START Data supplied

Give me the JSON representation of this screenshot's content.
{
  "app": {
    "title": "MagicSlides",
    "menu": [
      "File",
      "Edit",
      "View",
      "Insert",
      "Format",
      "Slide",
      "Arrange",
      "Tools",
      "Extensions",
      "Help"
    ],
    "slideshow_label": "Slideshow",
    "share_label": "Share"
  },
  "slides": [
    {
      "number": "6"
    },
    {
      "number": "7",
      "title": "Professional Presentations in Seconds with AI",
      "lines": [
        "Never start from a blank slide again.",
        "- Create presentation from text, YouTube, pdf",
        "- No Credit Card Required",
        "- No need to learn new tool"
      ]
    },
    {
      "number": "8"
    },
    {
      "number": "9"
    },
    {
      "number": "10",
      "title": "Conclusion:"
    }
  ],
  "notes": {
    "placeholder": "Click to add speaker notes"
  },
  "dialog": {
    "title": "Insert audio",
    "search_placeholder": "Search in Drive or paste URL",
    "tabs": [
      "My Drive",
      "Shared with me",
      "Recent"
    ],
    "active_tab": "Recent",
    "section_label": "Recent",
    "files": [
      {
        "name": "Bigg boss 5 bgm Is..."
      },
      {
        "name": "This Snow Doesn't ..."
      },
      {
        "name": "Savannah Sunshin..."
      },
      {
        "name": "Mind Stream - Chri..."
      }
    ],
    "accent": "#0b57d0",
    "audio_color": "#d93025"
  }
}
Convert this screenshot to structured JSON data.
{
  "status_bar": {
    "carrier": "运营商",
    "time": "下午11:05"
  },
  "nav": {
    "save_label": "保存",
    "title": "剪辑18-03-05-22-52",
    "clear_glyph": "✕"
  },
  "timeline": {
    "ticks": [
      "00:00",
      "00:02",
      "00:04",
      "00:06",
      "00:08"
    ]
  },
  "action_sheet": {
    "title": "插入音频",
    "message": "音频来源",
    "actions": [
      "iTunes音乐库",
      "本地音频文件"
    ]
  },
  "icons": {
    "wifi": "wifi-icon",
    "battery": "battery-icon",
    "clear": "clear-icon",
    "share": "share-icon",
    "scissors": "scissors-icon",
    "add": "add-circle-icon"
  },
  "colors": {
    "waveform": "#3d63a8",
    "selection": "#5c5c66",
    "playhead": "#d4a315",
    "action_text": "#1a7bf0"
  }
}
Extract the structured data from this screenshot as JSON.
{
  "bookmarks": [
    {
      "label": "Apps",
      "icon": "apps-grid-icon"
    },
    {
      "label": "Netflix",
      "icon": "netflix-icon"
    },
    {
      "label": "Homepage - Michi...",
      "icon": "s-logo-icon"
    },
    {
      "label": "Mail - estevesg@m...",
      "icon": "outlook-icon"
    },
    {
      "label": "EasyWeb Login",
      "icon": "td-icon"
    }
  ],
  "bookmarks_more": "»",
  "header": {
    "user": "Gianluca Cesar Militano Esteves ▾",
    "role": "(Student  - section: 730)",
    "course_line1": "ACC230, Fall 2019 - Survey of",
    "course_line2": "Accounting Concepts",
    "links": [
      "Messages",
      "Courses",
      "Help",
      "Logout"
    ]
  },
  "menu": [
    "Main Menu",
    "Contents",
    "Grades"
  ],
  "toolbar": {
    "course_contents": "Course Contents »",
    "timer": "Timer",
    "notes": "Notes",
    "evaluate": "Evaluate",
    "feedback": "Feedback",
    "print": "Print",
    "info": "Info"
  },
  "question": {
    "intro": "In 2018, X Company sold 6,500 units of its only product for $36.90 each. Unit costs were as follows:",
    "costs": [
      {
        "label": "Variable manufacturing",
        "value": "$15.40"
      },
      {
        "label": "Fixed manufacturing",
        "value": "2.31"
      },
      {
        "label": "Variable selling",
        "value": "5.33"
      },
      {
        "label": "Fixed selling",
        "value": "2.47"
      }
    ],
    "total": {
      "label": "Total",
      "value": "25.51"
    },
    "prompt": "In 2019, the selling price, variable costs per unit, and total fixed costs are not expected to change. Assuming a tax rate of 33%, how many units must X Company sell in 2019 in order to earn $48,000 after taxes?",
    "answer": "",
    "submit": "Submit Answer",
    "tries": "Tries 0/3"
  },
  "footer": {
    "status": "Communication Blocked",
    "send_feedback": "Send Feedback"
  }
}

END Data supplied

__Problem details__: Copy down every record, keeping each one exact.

__Task answer__:
Give me the JSON representation of this screenshot's content.
{
  "app": {
    "title": "MagicSlides",
    "menu": [
      "File",
      "Edit",
      "View",
      "Insert",
      "Format",
      "Slide",
      "Arrange",
      "Tools",
      "Extensions",
      "Help"
    ],
    "slideshow_label": "Slideshow",
    "share_label": "Share"
  },
  "slides": [
    {
      "number": "6"
    },
    {
      "number": "7",
      "title": "Professional Presentations in Seconds with AI",
      "lines": [
        "Never start from a blank slide again.",
        "- Create presentation from text, YouTube, pdf",
        "- No Credit Card Required",
        "- No need to learn new tool"
      ]
    },
    {
      "number": "8"
    },
    {
      "number": "9"
    },
    {
      "number": "10",
      "title": "Conclusion:"
    }
  ],
  "notes": {
    "placeholder": "Click to add speaker notes"
  },
  "dialog": {
    "title": "Insert audio",
    "search_placeholder": "Search in Drive or paste URL",
    "tabs": [
      "My Drive",
      "Shared with me",
      "Recent"
    ],
    "active_tab": "Recent",
    "section_label": "Recent",
    "files": [
      {
        "name": "Bigg boss 5 bgm Is..."
      },
      {
        "name": "This Snow Doesn't ..."
      },
      {
        "name": "Savannah Sunshin..."
      },
      {
        "name": "Mind Stream - Chri..."
      }
    ],
    "accent": "#0b57d0",
    "audio_color": "#d93025"
  }
}
Convert this screenshot to structured JSON data.
{
  "status_bar": {
    "carrier": "运营商",
    "time": "下午11:05"
  },
  "nav": {
    "save_label": "保存",
    "title": "剪辑18-03-05-22-52",
    "clear_glyph": "✕"
  },
  "timeline": {
    "ticks": [
      "00:00",
      "00:02",
      "00:04",
      "00:06",
      "00:08"
    ]
  },
  "action_sheet": {
    "title": "插入音频",
    "message": "音频来源",
    "actions": [
      "iTunes音乐库",
      "本地音频文件"
    ]
  },
  "icons": {
    "wifi": "wifi-icon",
    "battery": "battery-icon",
    "clear": "clear-icon",
    "share": "share-icon",
    "scissors": "scissors-icon",
    "add": "add-circle-icon"
  },
  "colors": {
    "waveform": "#3d63a8",
    "selection": "#5c5c66",
    "playhead": "#d4a315",
    "action_text": "#1a7bf0"
  }
}
Extract the structured data from this screenshot as JSON.
{
  "bookmarks": [
    {
      "label": "Apps",
      "icon": "apps-grid-icon"
    },
    {
      "label": "Netflix",
      "icon": "netflix-icon"
    },
    {
      "label": "Homepage - Michi...",
      "icon": "s-logo-icon"
    },
    {
      "label": "Mail - estevesg@m...",
      "icon": "outlook-icon"
    },
    {
      "label": "EasyWeb Login",
      "icon": "td-icon"
    }
  ],
  "bookmarks_more": "»",
  "header": {
    "user": "Gianluca Cesar Militano Esteves ▾",
    "role": "(Student  - section: 730)",
    "course_line1": "ACC230, Fall 2019 - Survey of",
    "course_line2": "Accounting Concepts",
    "links": [
      "Messages",
      "Courses",
      "Help",
      "Logout"
    ]
  },
  "menu": [
    "Main Menu",
    "Contents",
    "Grades"
  ],
  "toolbar": {
    "course_contents": "Course Contents »",
    "timer": "Timer",
    "notes": "Notes",
    "evaluate": "Evaluate",
    "feedback": "Feedback",
    "print": "Print",
    "info": "Info"
  },
  "question": {
    "intro": "In 2018, X Company sold 6,500 units of its only product for $36.90 each. Unit costs were as follows:",
    "costs": [
      {
        "label": "Variable manufacturing",
        "value": "$15.40"
      },
      {
        "label": "Fixed manufacturing",
        "value": "2.31"
      },
      {
        "label": "Variable selling",
        "value": "5.33"
      },
      {
        "label": "Fixed selling",
        "value": "2.47"
      }
    ],
    "total": {
      "label": "Total",
      "value": "25.51"
    },
    "prompt": "In 2019, the selling price, variable costs per unit, and total fixed costs are not expected to change. Assuming a tax rate of 33%, how many units must X Company sell in 2019 in order to earn $48,000 after taxes?",
    "answer": "",
    "submit": "Submit Answer",
    "tries": "Tries 0/3"
  },
  "footer": {
    "status": "Communication Blocked",
    "send_feedback": "Send Feedback"
  }
}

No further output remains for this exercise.